ASSIGNMENT — Below are the records; copy out every line that holds the word "true".

*** MATERIALS PROVIDED Section Begins ***

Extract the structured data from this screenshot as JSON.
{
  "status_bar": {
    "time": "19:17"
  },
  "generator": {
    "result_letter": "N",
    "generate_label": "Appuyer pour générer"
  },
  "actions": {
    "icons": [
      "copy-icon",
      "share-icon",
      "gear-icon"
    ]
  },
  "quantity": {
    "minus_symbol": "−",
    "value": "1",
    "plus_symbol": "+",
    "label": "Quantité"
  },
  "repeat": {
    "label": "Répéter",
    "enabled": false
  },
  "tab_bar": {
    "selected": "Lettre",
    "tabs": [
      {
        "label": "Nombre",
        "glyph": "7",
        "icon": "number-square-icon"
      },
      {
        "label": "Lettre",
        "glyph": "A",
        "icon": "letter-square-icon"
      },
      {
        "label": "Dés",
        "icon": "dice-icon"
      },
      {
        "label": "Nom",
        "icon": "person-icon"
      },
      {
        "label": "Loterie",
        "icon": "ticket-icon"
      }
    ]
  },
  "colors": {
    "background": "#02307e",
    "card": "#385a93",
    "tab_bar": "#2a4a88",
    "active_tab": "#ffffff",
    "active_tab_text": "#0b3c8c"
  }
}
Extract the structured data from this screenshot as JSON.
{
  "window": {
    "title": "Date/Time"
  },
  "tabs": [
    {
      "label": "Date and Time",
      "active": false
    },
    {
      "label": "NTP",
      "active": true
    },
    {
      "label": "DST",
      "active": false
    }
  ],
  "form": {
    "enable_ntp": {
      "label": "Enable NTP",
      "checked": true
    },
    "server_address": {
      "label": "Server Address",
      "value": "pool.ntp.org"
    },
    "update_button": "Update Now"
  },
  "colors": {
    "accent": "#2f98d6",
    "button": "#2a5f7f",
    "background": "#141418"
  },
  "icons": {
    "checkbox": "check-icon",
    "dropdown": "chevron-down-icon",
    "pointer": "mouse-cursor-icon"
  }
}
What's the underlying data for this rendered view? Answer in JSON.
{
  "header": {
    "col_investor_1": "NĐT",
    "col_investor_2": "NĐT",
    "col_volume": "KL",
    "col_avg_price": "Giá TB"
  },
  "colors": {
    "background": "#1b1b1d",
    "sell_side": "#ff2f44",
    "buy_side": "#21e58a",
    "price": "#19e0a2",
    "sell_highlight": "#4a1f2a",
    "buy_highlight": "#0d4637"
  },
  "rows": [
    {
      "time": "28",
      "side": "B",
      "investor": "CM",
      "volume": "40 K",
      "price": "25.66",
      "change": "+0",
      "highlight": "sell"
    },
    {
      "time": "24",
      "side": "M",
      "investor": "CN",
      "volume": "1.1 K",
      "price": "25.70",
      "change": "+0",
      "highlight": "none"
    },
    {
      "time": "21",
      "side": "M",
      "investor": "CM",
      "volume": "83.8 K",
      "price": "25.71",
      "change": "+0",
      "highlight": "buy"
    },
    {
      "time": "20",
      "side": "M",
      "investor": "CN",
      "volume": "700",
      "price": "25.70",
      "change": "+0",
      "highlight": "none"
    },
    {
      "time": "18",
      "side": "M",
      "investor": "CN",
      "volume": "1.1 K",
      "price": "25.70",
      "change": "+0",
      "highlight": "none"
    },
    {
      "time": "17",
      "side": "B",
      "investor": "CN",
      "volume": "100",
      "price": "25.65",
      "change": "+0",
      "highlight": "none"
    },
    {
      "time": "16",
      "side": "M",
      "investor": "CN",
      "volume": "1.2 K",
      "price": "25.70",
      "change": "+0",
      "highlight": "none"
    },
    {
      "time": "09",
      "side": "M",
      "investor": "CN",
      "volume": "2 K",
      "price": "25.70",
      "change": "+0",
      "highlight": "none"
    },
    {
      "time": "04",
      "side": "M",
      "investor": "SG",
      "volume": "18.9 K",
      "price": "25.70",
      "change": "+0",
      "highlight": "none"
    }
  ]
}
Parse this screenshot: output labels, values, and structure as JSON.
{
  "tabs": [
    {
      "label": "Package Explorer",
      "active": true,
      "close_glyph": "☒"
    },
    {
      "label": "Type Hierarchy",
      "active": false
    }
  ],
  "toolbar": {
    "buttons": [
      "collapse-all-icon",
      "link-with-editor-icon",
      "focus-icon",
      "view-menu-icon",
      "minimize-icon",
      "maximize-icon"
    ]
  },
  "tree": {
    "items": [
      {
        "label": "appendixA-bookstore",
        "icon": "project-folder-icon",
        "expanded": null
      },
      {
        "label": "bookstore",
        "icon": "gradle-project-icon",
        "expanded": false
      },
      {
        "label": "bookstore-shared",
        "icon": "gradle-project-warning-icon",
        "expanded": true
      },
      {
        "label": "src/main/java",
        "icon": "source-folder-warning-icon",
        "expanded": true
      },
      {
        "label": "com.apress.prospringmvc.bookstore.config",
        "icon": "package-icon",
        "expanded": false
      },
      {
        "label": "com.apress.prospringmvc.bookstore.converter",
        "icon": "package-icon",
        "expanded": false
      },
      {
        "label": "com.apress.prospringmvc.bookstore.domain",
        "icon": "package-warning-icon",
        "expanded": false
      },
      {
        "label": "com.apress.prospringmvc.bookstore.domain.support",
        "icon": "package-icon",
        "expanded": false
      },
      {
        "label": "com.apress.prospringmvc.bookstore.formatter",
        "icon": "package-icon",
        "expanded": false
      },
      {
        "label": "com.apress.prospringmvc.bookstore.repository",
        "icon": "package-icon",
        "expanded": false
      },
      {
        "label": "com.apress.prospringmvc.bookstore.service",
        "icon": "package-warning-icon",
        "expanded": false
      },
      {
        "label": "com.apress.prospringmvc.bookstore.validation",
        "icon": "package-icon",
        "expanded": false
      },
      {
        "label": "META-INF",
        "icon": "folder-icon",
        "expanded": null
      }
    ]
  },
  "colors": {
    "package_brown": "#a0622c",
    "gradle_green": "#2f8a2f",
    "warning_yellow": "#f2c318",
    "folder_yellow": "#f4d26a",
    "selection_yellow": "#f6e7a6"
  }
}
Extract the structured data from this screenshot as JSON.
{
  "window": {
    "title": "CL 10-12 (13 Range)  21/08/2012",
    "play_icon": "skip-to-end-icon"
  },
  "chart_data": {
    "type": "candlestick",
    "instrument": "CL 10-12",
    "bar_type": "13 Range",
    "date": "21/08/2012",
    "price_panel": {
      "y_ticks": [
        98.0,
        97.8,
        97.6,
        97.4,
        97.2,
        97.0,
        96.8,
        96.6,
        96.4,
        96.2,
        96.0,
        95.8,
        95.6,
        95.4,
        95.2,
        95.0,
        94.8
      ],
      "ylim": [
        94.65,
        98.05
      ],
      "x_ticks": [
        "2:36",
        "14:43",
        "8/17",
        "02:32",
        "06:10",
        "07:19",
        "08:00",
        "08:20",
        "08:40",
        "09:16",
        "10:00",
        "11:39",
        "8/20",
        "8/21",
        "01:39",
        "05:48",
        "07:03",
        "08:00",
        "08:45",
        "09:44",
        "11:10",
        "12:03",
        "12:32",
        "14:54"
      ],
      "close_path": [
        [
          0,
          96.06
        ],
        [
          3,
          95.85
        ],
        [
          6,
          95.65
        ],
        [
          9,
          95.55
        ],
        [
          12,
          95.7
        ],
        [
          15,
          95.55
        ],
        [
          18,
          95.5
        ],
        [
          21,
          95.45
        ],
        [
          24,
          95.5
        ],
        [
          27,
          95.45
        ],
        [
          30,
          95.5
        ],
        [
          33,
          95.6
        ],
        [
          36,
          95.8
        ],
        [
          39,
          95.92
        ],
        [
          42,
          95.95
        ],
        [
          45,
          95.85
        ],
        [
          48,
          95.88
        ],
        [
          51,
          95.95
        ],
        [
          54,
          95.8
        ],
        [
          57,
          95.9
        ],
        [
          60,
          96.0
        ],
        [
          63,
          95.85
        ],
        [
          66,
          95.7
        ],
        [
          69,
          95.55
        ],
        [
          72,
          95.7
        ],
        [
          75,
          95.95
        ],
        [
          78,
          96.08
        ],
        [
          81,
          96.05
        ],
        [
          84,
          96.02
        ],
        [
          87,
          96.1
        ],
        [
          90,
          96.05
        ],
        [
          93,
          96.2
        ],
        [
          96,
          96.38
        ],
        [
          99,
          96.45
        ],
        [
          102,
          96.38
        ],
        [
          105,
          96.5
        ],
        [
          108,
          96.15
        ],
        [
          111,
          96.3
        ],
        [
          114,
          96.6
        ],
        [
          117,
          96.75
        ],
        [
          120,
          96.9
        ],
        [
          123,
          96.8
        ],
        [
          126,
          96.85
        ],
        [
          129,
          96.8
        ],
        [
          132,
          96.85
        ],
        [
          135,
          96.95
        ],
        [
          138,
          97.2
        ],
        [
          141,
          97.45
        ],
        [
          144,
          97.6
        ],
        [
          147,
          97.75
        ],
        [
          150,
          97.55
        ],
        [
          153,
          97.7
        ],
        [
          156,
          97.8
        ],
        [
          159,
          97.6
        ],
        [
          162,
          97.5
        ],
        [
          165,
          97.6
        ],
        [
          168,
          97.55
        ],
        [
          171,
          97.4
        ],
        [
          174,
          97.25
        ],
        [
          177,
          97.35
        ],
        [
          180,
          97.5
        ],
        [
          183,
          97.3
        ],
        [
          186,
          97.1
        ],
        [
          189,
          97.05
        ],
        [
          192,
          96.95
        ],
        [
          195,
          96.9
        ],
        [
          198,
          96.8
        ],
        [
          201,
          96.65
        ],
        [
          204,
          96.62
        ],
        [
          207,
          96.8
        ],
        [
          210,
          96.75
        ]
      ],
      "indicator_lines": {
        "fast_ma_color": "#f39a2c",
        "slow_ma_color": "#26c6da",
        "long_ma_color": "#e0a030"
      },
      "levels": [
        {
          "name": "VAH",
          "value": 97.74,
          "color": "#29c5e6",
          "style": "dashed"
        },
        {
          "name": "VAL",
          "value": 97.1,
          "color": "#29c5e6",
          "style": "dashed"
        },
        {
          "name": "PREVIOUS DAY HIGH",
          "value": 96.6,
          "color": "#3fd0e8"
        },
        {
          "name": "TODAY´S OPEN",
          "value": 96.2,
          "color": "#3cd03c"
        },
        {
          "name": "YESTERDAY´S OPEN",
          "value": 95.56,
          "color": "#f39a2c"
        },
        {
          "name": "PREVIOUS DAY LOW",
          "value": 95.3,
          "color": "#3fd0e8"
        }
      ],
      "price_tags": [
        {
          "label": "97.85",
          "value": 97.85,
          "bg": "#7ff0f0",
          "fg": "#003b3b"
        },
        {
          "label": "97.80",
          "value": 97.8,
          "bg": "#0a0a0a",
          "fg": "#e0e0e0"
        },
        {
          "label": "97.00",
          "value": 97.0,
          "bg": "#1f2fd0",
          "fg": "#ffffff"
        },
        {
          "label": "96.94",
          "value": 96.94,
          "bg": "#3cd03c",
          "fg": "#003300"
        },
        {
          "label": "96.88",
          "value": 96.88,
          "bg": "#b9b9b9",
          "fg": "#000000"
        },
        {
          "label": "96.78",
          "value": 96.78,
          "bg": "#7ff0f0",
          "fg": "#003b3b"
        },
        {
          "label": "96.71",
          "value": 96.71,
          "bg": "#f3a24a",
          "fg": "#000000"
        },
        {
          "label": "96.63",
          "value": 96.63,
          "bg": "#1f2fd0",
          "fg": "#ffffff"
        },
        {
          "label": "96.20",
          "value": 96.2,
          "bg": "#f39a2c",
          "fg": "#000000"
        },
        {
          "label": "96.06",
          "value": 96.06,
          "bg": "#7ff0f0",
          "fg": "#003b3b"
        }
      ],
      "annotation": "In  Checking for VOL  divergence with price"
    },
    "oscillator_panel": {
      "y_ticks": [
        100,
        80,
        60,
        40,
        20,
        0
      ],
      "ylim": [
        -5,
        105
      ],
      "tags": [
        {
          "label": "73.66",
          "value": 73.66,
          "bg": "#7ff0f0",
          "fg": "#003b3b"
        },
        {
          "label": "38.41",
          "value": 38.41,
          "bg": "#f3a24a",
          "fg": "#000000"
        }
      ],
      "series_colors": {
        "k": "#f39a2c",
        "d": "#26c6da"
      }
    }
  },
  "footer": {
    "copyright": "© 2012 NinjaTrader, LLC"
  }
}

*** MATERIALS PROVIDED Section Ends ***

TASK ANSWER —
      "active": true
      "checked": true
      "active": true,
        "expanded": true
        "expanded": true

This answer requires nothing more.